◆ PROBLEM ◆
Go through the lines below and copy any that hold the string "chevron".

◆ INPUT DATA ◆
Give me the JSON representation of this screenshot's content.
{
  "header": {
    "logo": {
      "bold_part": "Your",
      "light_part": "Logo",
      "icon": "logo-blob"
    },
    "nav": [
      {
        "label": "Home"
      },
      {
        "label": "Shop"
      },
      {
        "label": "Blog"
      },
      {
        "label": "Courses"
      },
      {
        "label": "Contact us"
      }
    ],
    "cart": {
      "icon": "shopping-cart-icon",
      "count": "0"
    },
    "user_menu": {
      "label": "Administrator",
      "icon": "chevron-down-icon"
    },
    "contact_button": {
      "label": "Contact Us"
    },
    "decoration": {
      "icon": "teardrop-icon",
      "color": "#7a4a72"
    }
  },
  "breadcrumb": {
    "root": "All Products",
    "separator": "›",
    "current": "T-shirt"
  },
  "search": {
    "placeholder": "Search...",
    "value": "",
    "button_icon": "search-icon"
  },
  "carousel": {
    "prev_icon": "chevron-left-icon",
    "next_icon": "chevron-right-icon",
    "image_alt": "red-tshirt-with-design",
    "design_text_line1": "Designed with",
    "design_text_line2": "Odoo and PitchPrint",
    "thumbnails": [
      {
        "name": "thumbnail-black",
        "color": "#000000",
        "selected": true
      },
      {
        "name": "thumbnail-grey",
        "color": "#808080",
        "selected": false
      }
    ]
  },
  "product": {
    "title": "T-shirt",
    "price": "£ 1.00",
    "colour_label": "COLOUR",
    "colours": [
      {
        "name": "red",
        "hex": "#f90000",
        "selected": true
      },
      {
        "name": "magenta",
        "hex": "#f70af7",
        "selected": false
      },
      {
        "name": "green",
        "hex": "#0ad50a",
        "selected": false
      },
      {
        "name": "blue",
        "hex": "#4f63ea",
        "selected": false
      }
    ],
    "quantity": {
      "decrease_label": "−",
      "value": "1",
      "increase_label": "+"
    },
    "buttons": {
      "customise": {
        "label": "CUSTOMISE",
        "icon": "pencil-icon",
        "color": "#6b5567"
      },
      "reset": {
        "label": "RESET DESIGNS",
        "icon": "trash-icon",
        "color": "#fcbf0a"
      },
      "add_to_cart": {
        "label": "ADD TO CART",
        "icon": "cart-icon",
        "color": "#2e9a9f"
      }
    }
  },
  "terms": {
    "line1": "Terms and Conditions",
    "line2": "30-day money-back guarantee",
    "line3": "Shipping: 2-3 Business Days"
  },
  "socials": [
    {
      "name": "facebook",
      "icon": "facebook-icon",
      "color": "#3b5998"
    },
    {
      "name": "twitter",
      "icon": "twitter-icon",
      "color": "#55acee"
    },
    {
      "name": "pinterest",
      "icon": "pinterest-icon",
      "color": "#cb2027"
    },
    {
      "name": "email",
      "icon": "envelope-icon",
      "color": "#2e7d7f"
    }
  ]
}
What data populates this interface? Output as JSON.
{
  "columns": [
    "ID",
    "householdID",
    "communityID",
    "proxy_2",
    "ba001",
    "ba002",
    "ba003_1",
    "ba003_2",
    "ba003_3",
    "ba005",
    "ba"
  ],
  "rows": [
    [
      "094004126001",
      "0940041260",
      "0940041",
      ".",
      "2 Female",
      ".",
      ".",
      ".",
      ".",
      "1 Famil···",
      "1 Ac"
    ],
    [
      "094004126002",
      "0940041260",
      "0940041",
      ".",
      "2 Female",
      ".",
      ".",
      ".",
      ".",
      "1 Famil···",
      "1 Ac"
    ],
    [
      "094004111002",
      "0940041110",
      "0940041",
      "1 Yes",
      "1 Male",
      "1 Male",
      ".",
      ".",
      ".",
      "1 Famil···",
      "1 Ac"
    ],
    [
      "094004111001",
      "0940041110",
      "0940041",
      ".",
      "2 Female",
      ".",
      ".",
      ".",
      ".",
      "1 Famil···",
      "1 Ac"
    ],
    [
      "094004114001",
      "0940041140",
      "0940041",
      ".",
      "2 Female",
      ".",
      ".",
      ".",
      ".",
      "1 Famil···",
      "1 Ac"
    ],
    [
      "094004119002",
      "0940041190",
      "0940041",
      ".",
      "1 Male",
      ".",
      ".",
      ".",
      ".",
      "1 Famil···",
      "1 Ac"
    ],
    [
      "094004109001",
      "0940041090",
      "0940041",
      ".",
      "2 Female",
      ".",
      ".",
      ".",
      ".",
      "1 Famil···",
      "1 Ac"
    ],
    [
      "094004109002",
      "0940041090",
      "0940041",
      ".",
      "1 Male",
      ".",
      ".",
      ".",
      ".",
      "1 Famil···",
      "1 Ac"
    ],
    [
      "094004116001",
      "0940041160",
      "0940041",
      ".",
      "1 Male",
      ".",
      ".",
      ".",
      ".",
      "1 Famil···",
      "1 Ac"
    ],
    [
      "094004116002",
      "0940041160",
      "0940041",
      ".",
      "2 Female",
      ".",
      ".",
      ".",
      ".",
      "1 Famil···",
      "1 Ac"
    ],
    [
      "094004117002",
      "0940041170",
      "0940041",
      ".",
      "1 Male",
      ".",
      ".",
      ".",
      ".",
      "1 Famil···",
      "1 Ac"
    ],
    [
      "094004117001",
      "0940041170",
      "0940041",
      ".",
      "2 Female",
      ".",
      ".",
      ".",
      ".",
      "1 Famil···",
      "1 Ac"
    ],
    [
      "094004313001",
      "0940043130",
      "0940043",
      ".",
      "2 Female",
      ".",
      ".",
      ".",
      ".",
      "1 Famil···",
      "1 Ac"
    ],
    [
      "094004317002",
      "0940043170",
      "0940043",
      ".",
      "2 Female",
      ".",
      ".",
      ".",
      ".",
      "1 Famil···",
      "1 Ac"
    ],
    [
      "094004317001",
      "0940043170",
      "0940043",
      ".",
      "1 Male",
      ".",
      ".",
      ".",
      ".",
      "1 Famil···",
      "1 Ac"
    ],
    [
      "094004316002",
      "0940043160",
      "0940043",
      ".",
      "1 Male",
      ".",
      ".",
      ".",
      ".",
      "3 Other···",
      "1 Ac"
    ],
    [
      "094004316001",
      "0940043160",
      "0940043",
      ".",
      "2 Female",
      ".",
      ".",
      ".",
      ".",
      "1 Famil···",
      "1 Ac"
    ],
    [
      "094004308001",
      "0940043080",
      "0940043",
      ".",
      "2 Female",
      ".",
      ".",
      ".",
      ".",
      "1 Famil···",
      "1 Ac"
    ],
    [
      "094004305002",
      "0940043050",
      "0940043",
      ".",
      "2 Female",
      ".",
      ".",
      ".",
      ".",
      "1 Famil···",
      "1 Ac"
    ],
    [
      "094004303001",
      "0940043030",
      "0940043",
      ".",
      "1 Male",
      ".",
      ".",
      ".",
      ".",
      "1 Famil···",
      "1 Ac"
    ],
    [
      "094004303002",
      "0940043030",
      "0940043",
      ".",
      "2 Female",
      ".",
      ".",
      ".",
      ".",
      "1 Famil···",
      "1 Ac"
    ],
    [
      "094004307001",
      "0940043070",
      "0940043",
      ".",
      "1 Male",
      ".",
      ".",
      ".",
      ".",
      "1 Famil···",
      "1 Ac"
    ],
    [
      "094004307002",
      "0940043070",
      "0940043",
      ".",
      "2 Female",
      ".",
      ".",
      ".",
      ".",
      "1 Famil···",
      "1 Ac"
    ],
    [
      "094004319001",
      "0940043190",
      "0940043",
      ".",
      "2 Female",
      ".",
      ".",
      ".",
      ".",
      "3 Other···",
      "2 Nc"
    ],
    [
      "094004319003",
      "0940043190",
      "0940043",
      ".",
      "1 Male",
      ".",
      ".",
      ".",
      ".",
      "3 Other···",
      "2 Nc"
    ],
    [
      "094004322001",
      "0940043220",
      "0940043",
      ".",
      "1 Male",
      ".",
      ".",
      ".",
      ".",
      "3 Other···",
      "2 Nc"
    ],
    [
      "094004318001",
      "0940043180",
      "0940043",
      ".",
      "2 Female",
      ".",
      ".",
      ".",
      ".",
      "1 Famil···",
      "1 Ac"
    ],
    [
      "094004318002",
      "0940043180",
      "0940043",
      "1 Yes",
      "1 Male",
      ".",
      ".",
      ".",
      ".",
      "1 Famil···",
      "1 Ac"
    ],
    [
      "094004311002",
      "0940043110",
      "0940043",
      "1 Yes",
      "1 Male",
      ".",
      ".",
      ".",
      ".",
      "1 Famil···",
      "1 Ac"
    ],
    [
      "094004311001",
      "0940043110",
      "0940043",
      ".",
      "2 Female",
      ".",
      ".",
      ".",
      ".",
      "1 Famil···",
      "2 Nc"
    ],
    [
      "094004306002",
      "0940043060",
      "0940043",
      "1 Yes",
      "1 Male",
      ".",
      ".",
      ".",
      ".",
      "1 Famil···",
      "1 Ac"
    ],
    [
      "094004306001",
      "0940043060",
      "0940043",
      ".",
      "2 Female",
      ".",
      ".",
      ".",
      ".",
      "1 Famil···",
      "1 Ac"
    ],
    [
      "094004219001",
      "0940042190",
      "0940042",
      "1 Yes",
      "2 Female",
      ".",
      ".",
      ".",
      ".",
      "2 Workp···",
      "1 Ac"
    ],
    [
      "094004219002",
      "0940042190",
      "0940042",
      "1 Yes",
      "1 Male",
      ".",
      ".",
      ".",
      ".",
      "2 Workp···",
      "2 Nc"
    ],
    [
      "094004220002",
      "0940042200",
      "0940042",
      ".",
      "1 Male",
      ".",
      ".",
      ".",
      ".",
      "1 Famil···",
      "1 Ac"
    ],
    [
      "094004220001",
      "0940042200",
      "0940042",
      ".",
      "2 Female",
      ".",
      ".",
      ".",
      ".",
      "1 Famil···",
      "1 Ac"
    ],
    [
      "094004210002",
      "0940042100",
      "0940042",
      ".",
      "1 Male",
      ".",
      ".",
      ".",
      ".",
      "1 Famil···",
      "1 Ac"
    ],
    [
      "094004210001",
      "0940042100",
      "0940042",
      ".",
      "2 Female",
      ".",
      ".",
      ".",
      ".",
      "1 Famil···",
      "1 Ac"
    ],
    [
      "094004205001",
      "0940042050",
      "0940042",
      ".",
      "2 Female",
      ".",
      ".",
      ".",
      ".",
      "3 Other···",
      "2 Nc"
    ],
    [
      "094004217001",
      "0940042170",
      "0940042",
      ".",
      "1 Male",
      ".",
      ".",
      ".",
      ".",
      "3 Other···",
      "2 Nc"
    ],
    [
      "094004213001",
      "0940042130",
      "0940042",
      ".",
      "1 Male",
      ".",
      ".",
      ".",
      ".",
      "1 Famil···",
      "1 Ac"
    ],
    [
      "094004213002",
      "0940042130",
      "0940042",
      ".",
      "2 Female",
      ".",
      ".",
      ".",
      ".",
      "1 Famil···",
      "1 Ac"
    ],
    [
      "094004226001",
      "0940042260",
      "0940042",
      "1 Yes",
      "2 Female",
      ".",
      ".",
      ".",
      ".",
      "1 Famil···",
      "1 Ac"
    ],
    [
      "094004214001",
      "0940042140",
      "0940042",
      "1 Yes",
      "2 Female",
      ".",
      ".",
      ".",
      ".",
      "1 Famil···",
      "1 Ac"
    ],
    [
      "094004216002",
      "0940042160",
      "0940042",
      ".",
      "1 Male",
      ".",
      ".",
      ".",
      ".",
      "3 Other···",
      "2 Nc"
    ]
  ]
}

◆ SOLUTION FOR THIS PROBLEM ◆
      "icon": "chevron-down-icon"
    "prev_icon": "chevron-left-icon",
    "next_icon": "chevron-right-icon",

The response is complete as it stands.